Jan. 14 (UPI) — Crude oil prices fell Monday amid renewed concerns about potentially declining crude oil demand resulting from a weaker economic outlook in China.
West Texas Intermediate front-month futures fell 1.3 percent to $50.91 as of 8:28 a.m. EST with Brent front-month futures declining 1.1 percent to $59.81 as of the same time.
The weakness “has been driven by weaker than expected trade data out of China,” Ole Hansen, head of commodity strategy at Saxo Bank, told UPI.
“During December both export and import volumes dropped as the impact of trade war and the ongoing slowdown in China was felt. Crude oil imports remained robust but most of that was due to independent refineries using up their 2018 import quotas,” Hansen said.
Crude oil prices had increased during the previous week, with most gains in the first three sessions of the week, amid trader expectations that the United States and China could advance in talks that could help eliminate tariffs imposed last year.
Expectations reached a high point last Wednesday, when talks started a third session that had not been scheduled, leading to speculation advances had been made.

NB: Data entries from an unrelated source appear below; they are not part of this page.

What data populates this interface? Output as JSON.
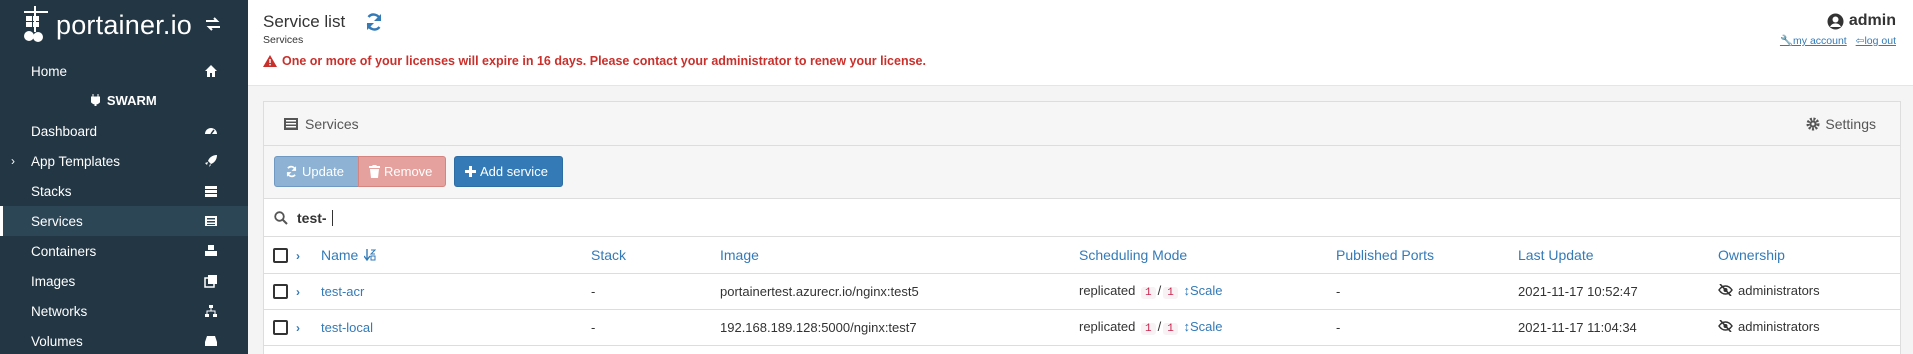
{
  "sidebar": {
    "logo_text": "portainer.io",
    "home": "Home",
    "section": "SWARM",
    "items": [
      {
        "label": "Dashboard"
      },
      {
        "label": "App Templates"
      },
      {
        "label": "Stacks"
      },
      {
        "label": "Services"
      },
      {
        "label": "Containers"
      },
      {
        "label": "Images"
      },
      {
        "label": "Networks"
      },
      {
        "label": "Volumes"
      }
    ]
  },
  "header": {
    "title": "Service list",
    "breadcrumb": "Services",
    "warning": "One or more of your licenses will expire in 16 days. Please contact your administrator to renew your license.",
    "user": "admin",
    "my_account": "my account",
    "log_out": "log out"
  },
  "panel": {
    "title": "Services",
    "settings": "Settings",
    "buttons": {
      "update": "Update",
      "remove": "Remove",
      "add": "Add service"
    },
    "search_value": "test-"
  },
  "table": {
    "columns": [
      "Name",
      "Stack",
      "Image",
      "Scheduling Mode",
      "Published Ports",
      "Last Update",
      "Ownership"
    ],
    "rows": [
      {
        "name": "test-acr",
        "stack": "-",
        "image": "portainertest.azurecr.io/nginx:test5",
        "mode": "replicated",
        "running": "1",
        "sep": "/",
        "desired": "1",
        "scale": "Scale",
        "ports": "-",
        "updated": "2021-11-17 10:52:47",
        "ownership": "administrators"
      },
      {
        "name": "test-local",
        "stack": "-",
        "image": "192.168.189.128:5000/nginx:test7",
        "mode": "replicated",
        "running": "1",
        "sep": "/",
        "desired": "1",
        "scale": "Scale",
        "ports": "-",
        "updated": "2021-11-17 11:04:34",
        "ownership": "administrators"
      }
    ]
  },
  "colors": {
    "sidebar_bg": "#233644",
    "link": "#337ab7",
    "warning": "#c9302c",
    "primary": "#337ab7"
  }
}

However, the third day of talks did not lead to any significant change.
China is the world’s biggest crude oil importer.
Another reason that the market felt a little more bullish during the past week were comments by Federal Reserve at the end of the first week of the year indicating it would be more patient in announcing future interest rate increases.
However, while the crude market rose in the past week, hedge funds did not appear to share much of the optimism, Hansen added.
“Looking at the weekly change in speculative positions, we find that hedge funds lacked trust in the surging oil market,” he said.
“During the week they only added 5,821 lots to bring the total to 158,146 lots. Drilling deeper into the data we find that short-covering has been the main driver with the gross-long at 257,022 lots being almost unchanged since Dec 4,” Hansen said.
WTI traded at its highest so far this year on Thursday at $52.59 per barrel, following consecutive gains that had started on December 27, when it traded at $44.61 per barrel.
Another reason that helped last week’s gains was optimism that OPEC and Russia agreed cuts of 1.2 million barrels per day starting this year were going to contribute to support price levels.
WTI reached a high of over $76 per barrel in early October but has since declined largely on concern that the crude oil market is oversupplied.